On Wed, Nov 06, 2019 at 04:06:42PM -0500, Alfred M. Szmidt wrote:
> Is it meant as a short summary of what the GNU project does?  I could
> see how it would serve such purpose, but then it isn't a contract.  If
> it is a contract, who is agreeing to it?  The GNU project? In that
> case, those goals are already written in the GNU manifesto, no?
> What is the exact _goal_ of this text?

I thought I had answered this question in the other thread on Enlightenment,
but you disagree, so I will give a few more explanations on my point of
view here. For me, the GNU Social Contract is a first step towards defining
a governance model for the GNU Project. It summarises the main purpose of
the project, and as such, as you rightfully noticed, its content should
not come as a surprise. I think it should be a necessary (but not sufficient)
condition for stakeholders in the GNU project to take part in its governance.

The term "social contract" seems to lead to confusion. So let me repeat that
it is not meant as a contract in the sense of civil law, signed by two
parties; but as a moral engagement of people invested in GNU (maintainers,
web masters and so on) in their relationship to each other, but also to the
outer world (for instance, users of the GNU system must be sure that they
are getting only free software from the project).

When you mention the GNU manifesto, it is a much longer text, rather of
historical interest, and also a personal account. It is not something
you can give to people and tell them "look, this is our project, and these
are the points you are expected to heed when you join us".
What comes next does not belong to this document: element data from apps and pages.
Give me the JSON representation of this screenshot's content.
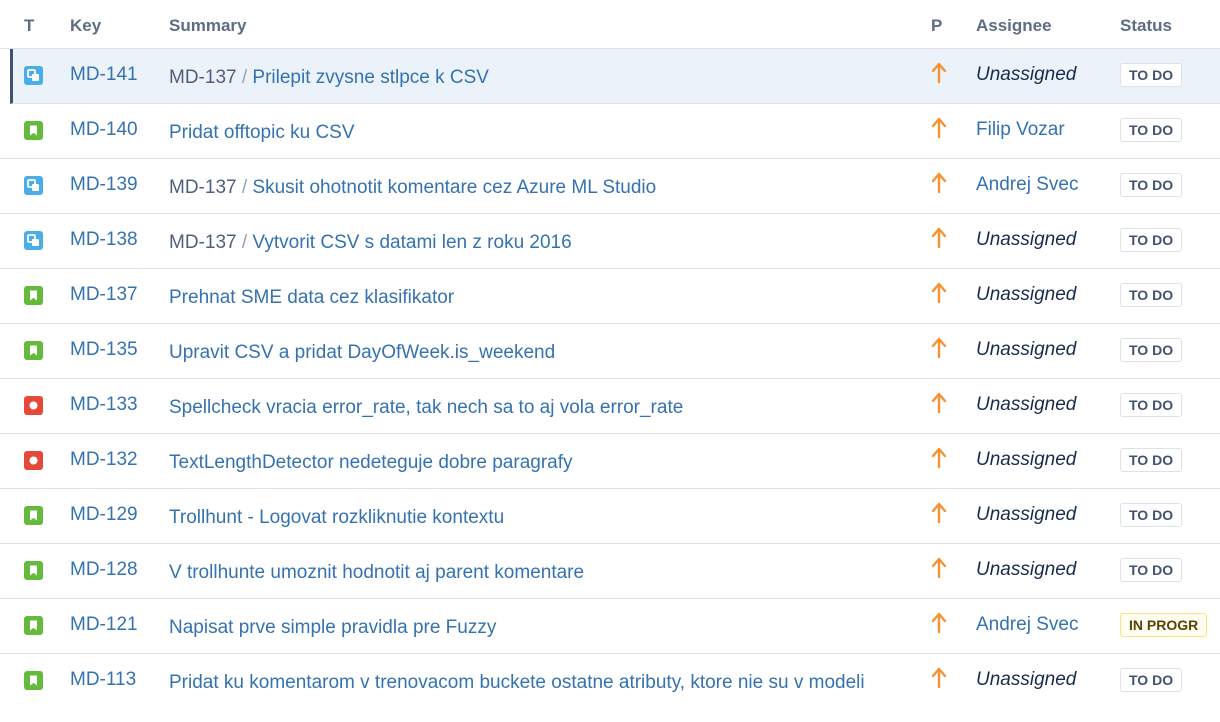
{
  "columns": {
    "type": "T",
    "key": "Key",
    "summary": "Summary",
    "priority": "P",
    "assignee": "Assignee",
    "status": "Status"
  },
  "colors": {
    "story": "#63ba3c",
    "subtask": "#4bade8",
    "bug": "#e5493a",
    "link": "#3572b0",
    "priority_major": "#f79232"
  },
  "issues": [
    {
      "type": "subtask-icon",
      "key": "MD-141",
      "parent": "MD-137",
      "sep": "/",
      "summary": "Prilepit zvysne stlpce k CSV",
      "priority": "arrow-up-icon",
      "assignee": "Unassigned",
      "status": "TO DO"
    },
    {
      "type": "story-icon",
      "key": "MD-140",
      "summary": "Pridat offtopic ku CSV",
      "priority": "arrow-up-icon",
      "assignee": "Filip Vozar",
      "status": "TO DO"
    },
    {
      "type": "subtask-icon",
      "key": "MD-139",
      "parent": "MD-137",
      "sep": "/",
      "summary": "Skusit ohotnotit komentare cez Azure ML Studio",
      "priority": "arrow-up-icon",
      "assignee": "Andrej Svec",
      "status": "TO DO"
    },
    {
      "type": "subtask-icon",
      "key": "MD-138",
      "parent": "MD-137",
      "sep": "/",
      "summary": "Vytvorit CSV s datami len z roku 2016",
      "priority": "arrow-up-icon",
      "assignee": "Unassigned",
      "status": "TO DO"
    },
    {
      "type": "story-icon",
      "key": "MD-137",
      "summary": "Prehnat SME data cez klasifikator",
      "priority": "arrow-up-icon",
      "assignee": "Unassigned",
      "status": "TO DO"
    },
    {
      "type": "story-icon",
      "key": "MD-135",
      "summary": "Upravit CSV a pridat DayOfWeek.is_weekend",
      "priority": "arrow-up-icon",
      "assignee": "Unassigned",
      "status": "TO DO"
    },
    {
      "type": "bug-icon",
      "key": "MD-133",
      "summary": "Spellcheck vracia error_rate, tak nech sa to aj vola error_rate",
      "priority": "arrow-up-icon",
      "assignee": "Unassigned",
      "status": "TO DO"
    },
    {
      "type": "bug-icon",
      "key": "MD-132",
      "summary": "TextLengthDetector nedeteguje dobre paragrafy",
      "priority": "arrow-up-icon",
      "assignee": "Unassigned",
      "status": "TO DO"
    },
    {
      "type": "story-icon",
      "key": "MD-129",
      "summary": "Trollhunt - Logovat rozkliknutie kontextu",
      "priority": "arrow-up-icon",
      "assignee": "Unassigned",
      "status": "TO DO"
    },
    {
      "type": "story-icon",
      "key": "MD-128",
      "summary": "V trollhunte umoznit hodnotit aj parent komentare",
      "priority": "arrow-up-icon",
      "assignee": "Unassigned",
      "status": "TO DO"
    },
    {
      "type": "story-icon",
      "key": "MD-121",
      "summary": "Napisat prve simple pravidla pre Fuzzy",
      "priority": "arrow-up-icon",
      "assignee": "Andrej Svec",
      "status": "IN PROGR"
    },
    {
      "type": "story-icon",
      "key": "MD-113",
      "summary": "Pridat ku komentarom v trenovacom buckete ostatne atributy, ktore nie su v modeli",
      "priority": "arrow-up-icon",
      "assignee": "Unassigned",
      "status": "TO DO"
    }
  ]
}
Of course, it is no coincidence if you have a déjà vu feeling when looking
at the proposed GNU Social Contract. It is intended as a base for going
forward with the GNU Project, but of course it takes the existing into


Reply via email to